The American Journal of Obstetrics and Gynecology published an article in the May 2010 edition that is noteworthy of discussion. Although vitamin D has been around since time immemorial, recent studies have suggested that the American intake is insufficient. Although the Recommended Dietary Allowances (RDA) originally suggested a daily intake of 200 International Units (IU) until age 50 and 400 IU thereafter, these recommendations might change in the near future.
Vitamin D is fat soluble and is important in the metabolism of calcium. For pregnant women calcium is extremely important because it supports the developing fetal skeleton. Sun exposure, skin pigmentation, diet and obesity can affect the amount of vitamin D that one receives. In the United States, vitamin D deficiency is estimated to occur in 5-50% of pregnant women. Why is this important? Because vitamin D deficiency has been associated with an increased risk of pre-eclampsia, bone loss, poor weight gain, gestational diabetes and small babies. African American women also have a higher incidence of vitamin D deficiency because of their increased pigment. Breast-fed babies from vitamin D deficient mothers may occasionally exhibit life-threatening conditions such as seizures and enlarged hearts (aka dilated cardiomyopathy). In the third trimester, the demand for calcium increases for the fetus because of the mineralization of its skeleton.

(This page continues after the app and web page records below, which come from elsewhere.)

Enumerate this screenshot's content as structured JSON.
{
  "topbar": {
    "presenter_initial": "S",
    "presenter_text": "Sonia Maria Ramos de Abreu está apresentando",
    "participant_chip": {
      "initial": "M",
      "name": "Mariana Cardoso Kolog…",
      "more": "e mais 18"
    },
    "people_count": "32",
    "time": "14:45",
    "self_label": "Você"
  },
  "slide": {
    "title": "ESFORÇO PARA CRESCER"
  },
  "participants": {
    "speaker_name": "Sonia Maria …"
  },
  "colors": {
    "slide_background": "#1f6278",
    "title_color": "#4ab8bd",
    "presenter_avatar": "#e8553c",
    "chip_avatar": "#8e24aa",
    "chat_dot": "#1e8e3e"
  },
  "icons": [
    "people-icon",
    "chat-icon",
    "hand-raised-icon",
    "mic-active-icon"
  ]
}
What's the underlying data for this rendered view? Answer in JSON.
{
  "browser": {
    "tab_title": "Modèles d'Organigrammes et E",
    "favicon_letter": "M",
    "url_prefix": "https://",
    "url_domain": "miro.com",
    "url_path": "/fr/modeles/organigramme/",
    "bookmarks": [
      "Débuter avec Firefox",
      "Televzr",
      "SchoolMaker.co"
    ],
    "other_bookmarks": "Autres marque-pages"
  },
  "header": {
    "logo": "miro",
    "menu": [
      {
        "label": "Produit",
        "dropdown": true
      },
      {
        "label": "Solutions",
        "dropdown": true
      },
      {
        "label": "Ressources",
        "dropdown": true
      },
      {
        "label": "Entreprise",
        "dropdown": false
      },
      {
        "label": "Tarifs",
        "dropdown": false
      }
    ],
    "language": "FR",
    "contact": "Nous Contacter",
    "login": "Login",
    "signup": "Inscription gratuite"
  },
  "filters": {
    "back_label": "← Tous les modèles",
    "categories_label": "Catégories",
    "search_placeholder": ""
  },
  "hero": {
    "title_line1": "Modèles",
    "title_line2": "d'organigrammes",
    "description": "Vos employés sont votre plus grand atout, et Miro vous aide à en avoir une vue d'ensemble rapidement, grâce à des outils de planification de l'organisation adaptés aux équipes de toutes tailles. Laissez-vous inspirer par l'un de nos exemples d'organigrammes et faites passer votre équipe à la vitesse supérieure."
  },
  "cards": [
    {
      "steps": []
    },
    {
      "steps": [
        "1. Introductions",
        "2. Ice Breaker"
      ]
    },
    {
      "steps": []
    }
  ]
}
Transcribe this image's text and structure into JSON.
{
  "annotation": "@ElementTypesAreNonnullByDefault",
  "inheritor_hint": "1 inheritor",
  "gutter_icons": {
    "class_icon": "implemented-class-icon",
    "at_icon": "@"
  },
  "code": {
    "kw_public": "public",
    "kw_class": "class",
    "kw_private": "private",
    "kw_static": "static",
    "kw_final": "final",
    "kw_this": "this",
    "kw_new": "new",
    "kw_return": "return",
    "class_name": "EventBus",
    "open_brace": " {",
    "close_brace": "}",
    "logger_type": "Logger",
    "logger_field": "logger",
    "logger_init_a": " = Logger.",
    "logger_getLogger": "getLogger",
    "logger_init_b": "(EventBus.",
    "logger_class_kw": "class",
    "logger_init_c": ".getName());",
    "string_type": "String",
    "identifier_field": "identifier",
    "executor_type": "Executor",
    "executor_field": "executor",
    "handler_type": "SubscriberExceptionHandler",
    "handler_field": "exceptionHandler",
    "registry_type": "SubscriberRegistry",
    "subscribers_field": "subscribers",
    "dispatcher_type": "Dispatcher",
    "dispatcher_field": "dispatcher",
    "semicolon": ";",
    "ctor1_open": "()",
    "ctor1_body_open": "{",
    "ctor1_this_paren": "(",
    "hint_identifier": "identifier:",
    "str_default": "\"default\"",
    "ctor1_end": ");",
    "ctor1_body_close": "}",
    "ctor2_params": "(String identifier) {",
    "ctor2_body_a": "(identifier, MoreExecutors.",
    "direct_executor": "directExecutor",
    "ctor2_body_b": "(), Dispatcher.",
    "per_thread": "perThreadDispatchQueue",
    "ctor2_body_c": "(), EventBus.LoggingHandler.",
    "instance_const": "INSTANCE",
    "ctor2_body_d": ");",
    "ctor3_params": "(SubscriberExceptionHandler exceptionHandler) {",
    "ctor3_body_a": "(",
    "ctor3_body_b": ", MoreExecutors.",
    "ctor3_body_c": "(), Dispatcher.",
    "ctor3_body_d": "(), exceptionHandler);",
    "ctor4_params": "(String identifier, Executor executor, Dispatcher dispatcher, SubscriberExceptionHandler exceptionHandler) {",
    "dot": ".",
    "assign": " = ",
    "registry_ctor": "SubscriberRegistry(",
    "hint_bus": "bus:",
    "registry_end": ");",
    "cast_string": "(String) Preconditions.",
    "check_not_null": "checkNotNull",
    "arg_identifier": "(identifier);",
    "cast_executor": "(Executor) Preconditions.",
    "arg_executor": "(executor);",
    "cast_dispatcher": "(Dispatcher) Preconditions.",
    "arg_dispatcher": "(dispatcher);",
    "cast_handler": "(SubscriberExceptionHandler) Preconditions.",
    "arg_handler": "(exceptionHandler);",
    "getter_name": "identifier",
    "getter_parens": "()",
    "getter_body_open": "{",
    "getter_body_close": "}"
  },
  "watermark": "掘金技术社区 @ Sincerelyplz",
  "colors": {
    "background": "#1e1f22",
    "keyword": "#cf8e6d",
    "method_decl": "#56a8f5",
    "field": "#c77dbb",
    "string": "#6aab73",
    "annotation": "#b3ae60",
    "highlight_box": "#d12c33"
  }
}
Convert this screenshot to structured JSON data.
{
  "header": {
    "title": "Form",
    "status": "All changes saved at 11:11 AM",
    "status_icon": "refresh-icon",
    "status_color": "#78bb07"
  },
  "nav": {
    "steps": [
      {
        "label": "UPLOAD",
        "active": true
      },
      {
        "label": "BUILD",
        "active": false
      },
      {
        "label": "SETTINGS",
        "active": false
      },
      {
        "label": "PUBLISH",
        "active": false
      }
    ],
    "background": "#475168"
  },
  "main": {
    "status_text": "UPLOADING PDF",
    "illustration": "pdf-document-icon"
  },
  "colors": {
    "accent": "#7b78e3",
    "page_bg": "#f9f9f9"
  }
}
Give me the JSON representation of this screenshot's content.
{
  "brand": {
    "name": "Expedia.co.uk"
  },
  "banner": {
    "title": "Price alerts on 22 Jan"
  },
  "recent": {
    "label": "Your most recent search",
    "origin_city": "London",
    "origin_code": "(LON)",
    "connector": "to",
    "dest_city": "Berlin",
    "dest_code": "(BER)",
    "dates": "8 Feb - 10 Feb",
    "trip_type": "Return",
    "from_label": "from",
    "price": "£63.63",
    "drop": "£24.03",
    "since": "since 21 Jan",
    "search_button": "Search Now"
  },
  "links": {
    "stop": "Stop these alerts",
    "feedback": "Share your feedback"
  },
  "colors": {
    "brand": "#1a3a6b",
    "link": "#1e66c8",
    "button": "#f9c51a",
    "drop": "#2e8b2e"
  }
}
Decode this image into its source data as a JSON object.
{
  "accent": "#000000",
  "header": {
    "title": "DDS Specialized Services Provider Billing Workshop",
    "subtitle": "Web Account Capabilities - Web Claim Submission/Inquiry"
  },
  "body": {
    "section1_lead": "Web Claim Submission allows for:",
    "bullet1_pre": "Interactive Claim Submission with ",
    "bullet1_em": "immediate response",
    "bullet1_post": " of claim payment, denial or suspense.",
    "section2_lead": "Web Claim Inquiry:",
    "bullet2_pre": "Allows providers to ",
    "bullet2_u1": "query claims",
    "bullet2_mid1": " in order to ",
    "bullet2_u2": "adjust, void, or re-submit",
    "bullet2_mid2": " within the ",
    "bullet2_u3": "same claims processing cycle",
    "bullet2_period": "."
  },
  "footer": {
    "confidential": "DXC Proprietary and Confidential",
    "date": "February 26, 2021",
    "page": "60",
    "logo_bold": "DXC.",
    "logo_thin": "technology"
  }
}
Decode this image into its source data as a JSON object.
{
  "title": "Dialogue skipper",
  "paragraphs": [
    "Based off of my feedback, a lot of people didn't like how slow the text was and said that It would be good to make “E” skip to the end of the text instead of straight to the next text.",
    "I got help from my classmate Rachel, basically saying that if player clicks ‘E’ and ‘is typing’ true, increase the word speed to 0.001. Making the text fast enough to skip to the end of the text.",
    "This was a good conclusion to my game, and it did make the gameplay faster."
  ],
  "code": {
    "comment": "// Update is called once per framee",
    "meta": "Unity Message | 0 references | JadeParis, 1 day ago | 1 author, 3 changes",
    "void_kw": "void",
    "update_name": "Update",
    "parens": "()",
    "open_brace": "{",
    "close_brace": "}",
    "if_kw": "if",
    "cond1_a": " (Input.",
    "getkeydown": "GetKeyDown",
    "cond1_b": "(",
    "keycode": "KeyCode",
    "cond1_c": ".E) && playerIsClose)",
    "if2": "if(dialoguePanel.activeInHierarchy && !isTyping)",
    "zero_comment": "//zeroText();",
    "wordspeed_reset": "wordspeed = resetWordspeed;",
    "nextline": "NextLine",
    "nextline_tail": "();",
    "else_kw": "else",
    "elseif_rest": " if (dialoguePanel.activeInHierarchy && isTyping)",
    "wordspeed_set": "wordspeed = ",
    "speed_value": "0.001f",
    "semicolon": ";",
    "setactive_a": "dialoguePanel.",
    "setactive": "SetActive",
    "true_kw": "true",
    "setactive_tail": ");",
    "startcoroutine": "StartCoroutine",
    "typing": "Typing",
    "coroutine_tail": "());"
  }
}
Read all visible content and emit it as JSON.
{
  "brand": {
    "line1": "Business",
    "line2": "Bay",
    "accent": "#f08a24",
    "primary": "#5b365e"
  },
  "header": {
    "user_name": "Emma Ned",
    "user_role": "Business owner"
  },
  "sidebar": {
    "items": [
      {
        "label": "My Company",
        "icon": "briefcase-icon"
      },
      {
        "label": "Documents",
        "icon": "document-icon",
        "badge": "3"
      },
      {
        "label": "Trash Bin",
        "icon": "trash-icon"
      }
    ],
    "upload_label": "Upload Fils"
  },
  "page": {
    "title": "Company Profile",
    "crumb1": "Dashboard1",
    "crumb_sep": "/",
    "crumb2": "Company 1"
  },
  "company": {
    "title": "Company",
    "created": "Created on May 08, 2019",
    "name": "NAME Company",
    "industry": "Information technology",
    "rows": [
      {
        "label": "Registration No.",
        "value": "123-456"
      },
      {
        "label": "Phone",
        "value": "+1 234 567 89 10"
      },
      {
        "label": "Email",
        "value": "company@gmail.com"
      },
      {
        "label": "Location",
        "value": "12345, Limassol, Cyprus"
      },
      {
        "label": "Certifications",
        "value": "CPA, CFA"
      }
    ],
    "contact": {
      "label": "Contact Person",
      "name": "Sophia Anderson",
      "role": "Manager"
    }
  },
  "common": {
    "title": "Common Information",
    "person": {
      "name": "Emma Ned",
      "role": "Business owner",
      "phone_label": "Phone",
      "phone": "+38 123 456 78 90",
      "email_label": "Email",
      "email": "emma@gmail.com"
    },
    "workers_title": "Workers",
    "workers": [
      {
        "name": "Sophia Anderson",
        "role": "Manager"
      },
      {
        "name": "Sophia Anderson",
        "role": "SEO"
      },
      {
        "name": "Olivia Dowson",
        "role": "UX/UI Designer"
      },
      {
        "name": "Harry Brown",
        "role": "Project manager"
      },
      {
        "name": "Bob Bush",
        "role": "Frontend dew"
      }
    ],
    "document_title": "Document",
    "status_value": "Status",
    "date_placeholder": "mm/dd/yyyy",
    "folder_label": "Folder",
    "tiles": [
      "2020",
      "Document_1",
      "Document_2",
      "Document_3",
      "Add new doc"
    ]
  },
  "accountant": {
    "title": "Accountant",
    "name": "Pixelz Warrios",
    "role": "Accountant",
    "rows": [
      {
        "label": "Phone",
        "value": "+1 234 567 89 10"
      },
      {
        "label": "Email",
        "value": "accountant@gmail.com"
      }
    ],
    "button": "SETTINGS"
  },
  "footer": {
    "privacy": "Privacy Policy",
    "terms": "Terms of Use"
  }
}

In November of 2008, the American Academy of Pediatrics recommends that exclusively breast-fed infants receive vitamin supplements that include 400 IU of vitamin D daily from birth until adolescence. Although pregnant women can receive vitamin D through fortified cereals and prenatal vitamins, the 400 IU standard dose might not be enough. At present, prenatal care does not include monitoring vitamin D levels which is unfortunate because a deficiency detected could be easily treated.
Further studies are needed to determine exactly how much vitamin D is really necessary for pregnant women to consume and there are also medical studies that suggest women who desire children begin taking vitamin D a few months before becoming pregnant in order to have sufficient levels in the first trimester. Perhaps it’s time for pregnant women to bring up the discussion of vitamin D supplementation and monitoring during their prenatal visits.
A healthy pregnancy doesn’t just happen. It takes a smart mother who knows what to do.